- Mix It Up It’s a classic concept and the basis for differentiated instruction, but it needs to be said: using a variety of teaching methods caters to all types of learners. By doing this in an orderly way, you can also maintain order in your classroom.
- Hand Over Some Control If students take ownership of what you do in class, then they have less room to complain (though we all know, it’ll never stop completely). Take an audit of your class, asking what they enjoy doing, what helps them learn, what they’re excited about after class.
More Simple Ideas to Improve Student Motivation
The link is at the bottom, below I am just including the new ideas (not already presented Monday or Tuesday).
- Create a threat-free environment. While students do need to understand that there are consequences to their actions, far more motivating for students than threats are positive reinforcements. When teachers create a safe, supportive environment for students, affirming their belief in a student’s abilities rather than laying out the consequences of not doing things, students are much more likely to get and stay motivated to do their work. At the end of the day, students will fulfill the expectations that the adults around them communicate, so focus on can, not can’t.
- Change your scenery. A classroom is a great place for learning, but sitting at a desk day in and day out can make school start to seem a bit dull for some students. To renew interest in the subject matter or just in learning in general, give your students a chance to get out of the classroom. Take field trips, bring in speakers, or even just head to the library for some research. The brain loves novelty and a new setting can be just what some students need to stay motivated to learn.
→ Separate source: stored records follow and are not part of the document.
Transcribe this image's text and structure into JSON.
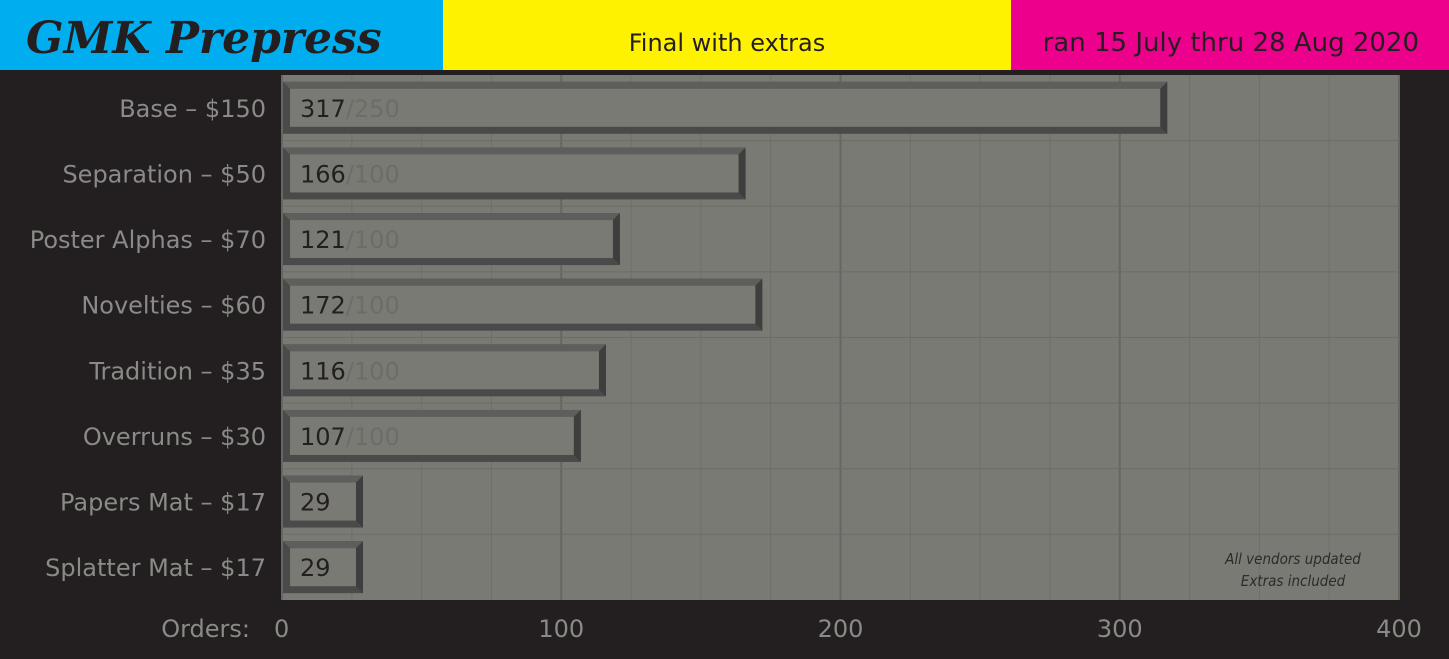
{
  "header": {
    "title": "GMK Prepress",
    "subtitle": "Final with extras",
    "date_range": "ran 15 July thru 28 Aug 2020"
  },
  "colors": {
    "cyan": "#00aeef",
    "yellow": "#fff200",
    "magenta": "#ec008c",
    "background": "#231f20",
    "plot_area": "#7a7a74",
    "bar_fill": "#7a7a74",
    "bar_border": "#525252",
    "label_text": "#8a8a86",
    "value_text": "#231f20",
    "target_text": "#6c6c68"
  },
  "chart_data": {
    "type": "bar",
    "orientation": "horizontal",
    "categories": [
      "Base – $150",
      "Separation – $50",
      "Poster Alphas – $70",
      "Novelties – $60",
      "Tradition – $35",
      "Overruns – $30",
      "Papers Mat – $17",
      "Splatter Mat – $17"
    ],
    "values": [
      317,
      166,
      121,
      172,
      116,
      107,
      29,
      29
    ],
    "value_labels": [
      "317",
      "166",
      "121",
      "172",
      "116",
      "107",
      "29",
      "29"
    ],
    "target_labels": [
      "/250",
      "/100",
      "/100",
      "/100",
      "/100",
      "/100",
      "",
      ""
    ],
    "xlabel": "Orders:",
    "xlim": [
      0,
      400
    ],
    "xticks": [
      0,
      100,
      200,
      300,
      400
    ],
    "xtick_labels": [
      "0",
      "100",
      "200",
      "300",
      "400"
    ],
    "minor_gridline_step": 25,
    "grid": true,
    "annotation": [
      "All vendors updated",
      "Extras included"
    ]
  }
}
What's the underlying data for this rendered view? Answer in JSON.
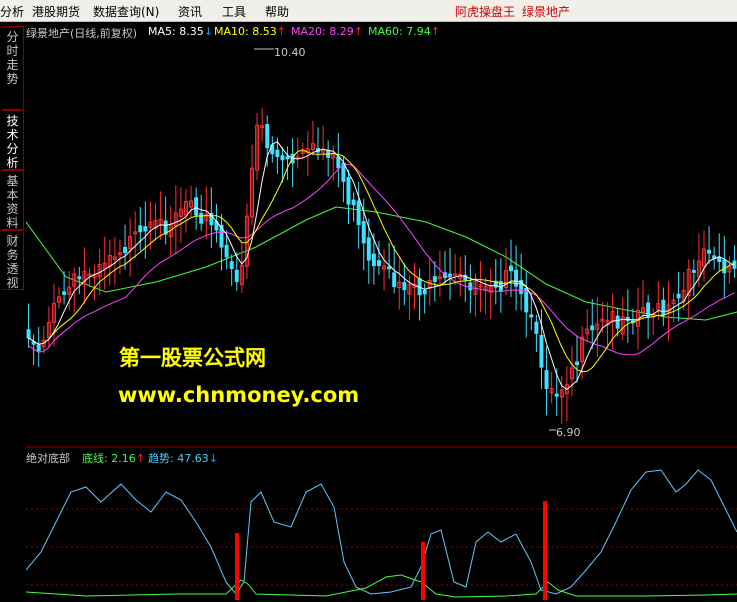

- Encourage self-reflection. Most kids want to succeed, they just need help figuring out what they need to do in order to get there. One way to motivate your students is to get them to take a hard look at themselves and determine their own strengths and weaknesses. Students are often much more motivated by creating these kinds of critiques of themselves than by having a teacher do it for them, as it makes them feel in charge of creating their own objectives and goals.
What Not to Do
So you have paid attention Monday through Wednesday and are trying to spice it up, but…
Don't use active learning without giving students insight into why you are teaching this way, especially if your class is not used to this type of learning in your class. Even if you have been doing active learning all along, what is obvious to you is still new to them.
Don’t immediately tell the students the answer and/or explanation. This is tempting when you are pressed for time and trying to finish the last half of the book in the next 2.5 weeks. They may be tired and overworked – but they should still have to think.
Don’t forget that your students are complete individuals, with multiple classes, multiple deadlines and other part-time to full-time challenges (jobs, commutes, athletics, families). Let them know that you are a complete person too – that the stress of this time of year get to you as well.
How can you stay motivated…this late in the semester…behind in grading.
Everyone has a box or drawer where they keep those special notes – special students who took the time to thank and appreciate you. Grab a coffee and reminisce.
If you stay in touch with former students on social media or other mechanisms, reach out to one. You share in their success, bask in their glory.
Reread some of last week’s SoTL in 10 minutes – remember your work life balance. Do something for you! Professionally or personally, an hour away from it all might give you the strength to push through.